  Sudden nausea propelled him toward the toilet, but he didn’t make it before forcefully ejecting everything that remained in his stomach from the night before. The exertion only accentuated the excruciating pain. Tony felt raw fear, long imprisoned by sheer willful determination, now bursting its bonds like a beast, feeding off expanding uncertainty. Fighting the debilitating terror, he staggered out the door of his condo, pressing both hands hard over his ears as if it would keep his head from exploding. He leaned into the hallway wall, frantically searching for his ever-present smart phone. A frenzy of pocket rifling produced nothing but a set of keys, and he was suddenly hopelessly awash in a terrible vacancy, an absence of connectedness. His would-be savior, the electronic purveyor of all things immediate but temporary, was missing.

  The thought occurred to him that his cell phone might be in his coat, which he usually hung on the back of the kitchen chair, but the condo door had automatically locked when he exited. One eye wasn’t functioning properly, so he squinted with the other at a blurry keypad, trying to remember the code that would allow him back inside, but the numbers spilled over one another and none of them made any sense. Closing his eyes he tried to concentrate, his heart pounding, his head on fire while growing desperation continued to build inside. Tony began weeping uncontrollably, which infuriated him, and in a flurry of profanity-empowered panic he began punching numbers randomly, frantic for a miracle. A wave of blackness dropped him to his knees and he slammed his head against the door. It only exacerbated the pain. Blood now streamed down his face from a gash where he had engaged the edge of the doorjamb.

  Tony’s confusion and agony increased until he was entirely disoriented, staring at an unfamiliar electronic keypad and in one hand holding a set of unfamiliar keys. Maybe he had a car nearby? Reeling along a short hall, he tripped down a flight of carpeted stairs and out into a parking garage. Now what? Pushing all the buttons on the key fobs, he was rewarded by the flashing lights of a gray sedan not thirty feet away. Another upwelling of darkness yanked him off his feet and down he went a second time. On his hands and knees, he crawled frantically toward the car as if life depended on it. Finally he made it as far as the trunk, hoisted himself to a stand, steadied for a moment while the world spun, and once again dropped, t
his time swallowed into a comforting nothingness. Everything that hurt and tugged so desperately for his attention stopped.

  If anyone had witnessed him fall, which no one had, they might have described a sack of potatoes tossed from the back of a moving truck, collapsing in a heap as though no bones inhabited his body, dead weight pulled down by gravity.

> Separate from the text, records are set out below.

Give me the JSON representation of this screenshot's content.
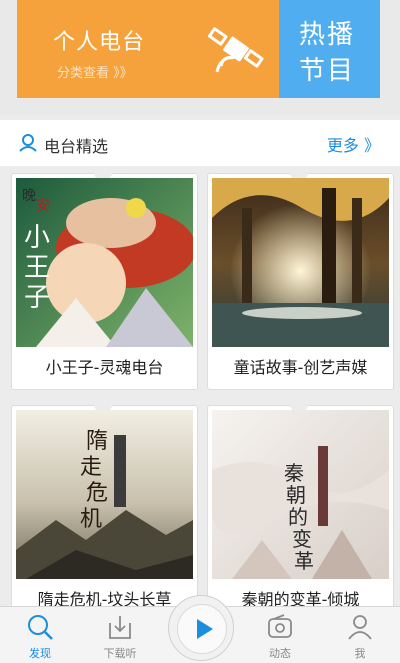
{
  "banner": {
    "personal_title": "个人电台",
    "personal_subtitle": "分类查看 》》",
    "hot_line1": "热播",
    "hot_line2": "节目"
  },
  "section": {
    "title": "电台精选",
    "more": "更多 》"
  },
  "cards": [
    {
      "caption": "小王子-灵魂电台",
      "cover_text": [
        "晚",
        "安",
        "小",
        "王",
        "子"
      ]
    },
    {
      "caption": "童话故事-创艺声媒"
    },
    {
      "caption": "隋走危机-坟头长草",
      "cover_text": [
        "隋",
        "走",
        "危",
        "机"
      ]
    },
    {
      "caption": "秦朝的变革-倾城",
      "cover_text": [
        "秦",
        "朝",
        "的",
        "变",
        "革"
      ]
    }
  ],
  "tabbar": {
    "discover": "发现",
    "downloads": "下载听",
    "activity": "动态",
    "me": "我"
  },
  "colors": {
    "orange": "#f6a23c",
    "blue": "#50aef0",
    "accent": "#1b8ee0"
  }
}
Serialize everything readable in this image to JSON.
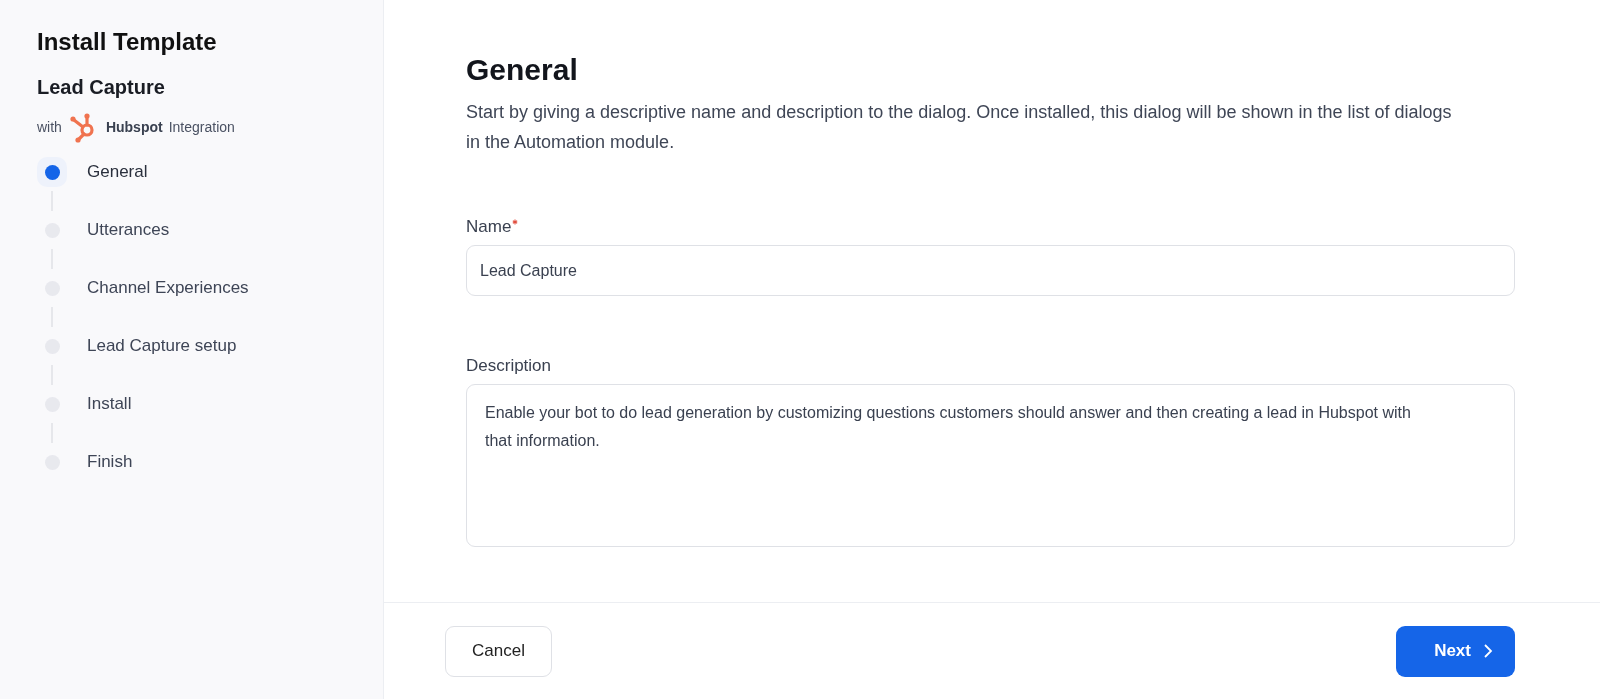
{
  "sidebar": {
    "title": "Install Template",
    "subtitle": "Lead Capture",
    "integration": {
      "prefix": "with",
      "brand": "Hubspot",
      "suffix": "Integration"
    },
    "steps": [
      {
        "label": "General",
        "selected": true
      },
      {
        "label": "Utterances",
        "selected": false
      },
      {
        "label": "Channel Experiences",
        "selected": false
      },
      {
        "label": "Lead Capture setup",
        "selected": false
      },
      {
        "label": "Install",
        "selected": false
      },
      {
        "label": "Finish",
        "selected": false
      }
    ]
  },
  "main": {
    "heading": "General",
    "intro": "Start by giving a descriptive name and description to the dialog. Once installed, this dialog will be shown in the list of dialogs in the Automation module.",
    "fields": [
      {
        "kind": "input",
        "label": "Name",
        "required": true,
        "value": "Lead Capture"
      },
      {
        "kind": "textarea",
        "label": "Description",
        "required": false,
        "value": "Enable your bot to do lead generation by customizing questions customers should answer and then creating a lead in Hubspot with that information."
      }
    ]
  },
  "footer": {
    "cancel": "Cancel",
    "next": "Next"
  }
}
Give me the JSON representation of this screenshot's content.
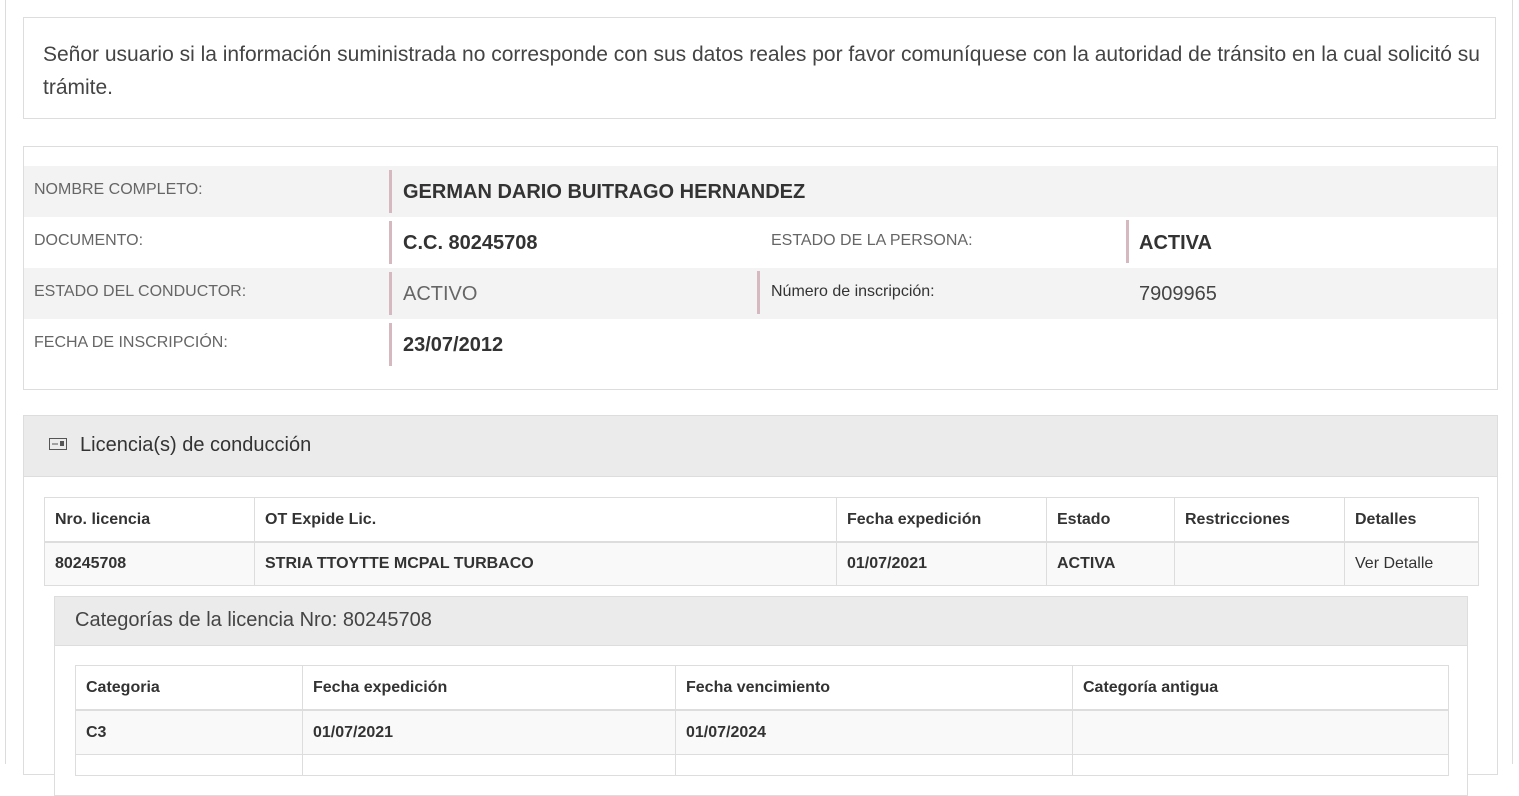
{
  "notice": {
    "text": "Señor usuario si la información suministrada no corresponde con sus datos reales por favor comuníquese con la autoridad de tránsito en la cual solicitó su trámite."
  },
  "person": {
    "nombre_label": "NOMBRE COMPLETO:",
    "nombre_value": "GERMAN DARIO BUITRAGO HERNANDEZ",
    "documento_label": "DOCUMENTO:",
    "documento_value": "C.C. 80245708",
    "estado_persona_label": "ESTADO DE LA PERSONA:",
    "estado_persona_value": "ACTIVA",
    "estado_conductor_label": "ESTADO DEL CONDUCTOR:",
    "estado_conductor_value": "ACTIVO",
    "inscripcion_label": "Número de inscripción:",
    "inscripcion_value": "7909965",
    "fecha_label": "FECHA DE INSCRIPCIÓN:",
    "fecha_value": "23/07/2012"
  },
  "licenses": {
    "title": "Licencia(s) de conducción",
    "icon": "id-card-icon",
    "headers": [
      "Nro. licencia",
      "OT Expide Lic.",
      "Fecha expedición",
      "Estado",
      "Restricciones",
      "Detalles"
    ],
    "rows": [
      {
        "numero": "80245708",
        "ot": "STRIA TTOYTTE MCPAL TURBACO",
        "fecha": "01/07/2021",
        "estado": "ACTIVA",
        "restricciones": "",
        "detalles": "Ver Detalle"
      }
    ]
  },
  "categories": {
    "title": "Categorías de la licencia Nro: 80245708",
    "headers": [
      "Categoria",
      "Fecha expedición",
      "Fecha vencimiento",
      "Categoría antigua"
    ],
    "rows": [
      {
        "categoria": "C3",
        "expedicion": "01/07/2021",
        "vencimiento": "01/07/2024",
        "antigua": ""
      }
    ]
  },
  "colors": {
    "accent_bar": "#d6b8c1",
    "row_shade": "#f4f3f3",
    "panel_header": "#ebebeb",
    "border": "#dddddd"
  }
}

The back of his head struck the top of the trunk hard; his momentum spun him toward the concrete floor where his head bounced a second time with a sickening thud. Blood now oozed from his left ear and pooled from the gashes in his forehead and face. For almost ten minutes he lay in the dimly lit underground garage before a passerby busy looking for car keys in her purse stumbled over his leg. Her shriek echoed off the concrete. No one heard. Visibly shaking, she dialed 911.

  The dispatcher, sitting in front of an array of screens, took the call at 8:41 a.m. “Nine-one-one. What is the location of the emergency?”

  “Oh my God! He’s bleeding everywhere! I think he’s dead…” The woman was hysterical and on the verge of shock.

  Trained for this, the dispatcher slowed the cadence of her voice. “Ma’am, I need you to calm down. I need you to tell me where you are, so I can send help.” While listening she muted the call and on a separate line prenotified Portland Fire of the potential medical emergency. She quickly typed information and codes into the call log, maintaining communication to an expanding set of first responders. “Ma’am, can you tell me what you see?” She muted and switched, quickly stating, “Engine 10. M333 respond Code 3 on a UN3 at 5040 SW Macadam Avenue, cross street is Richardson Court, just north of the US Bank and beneath Weston Manor, in the first level of an underground parking garage on the river side.”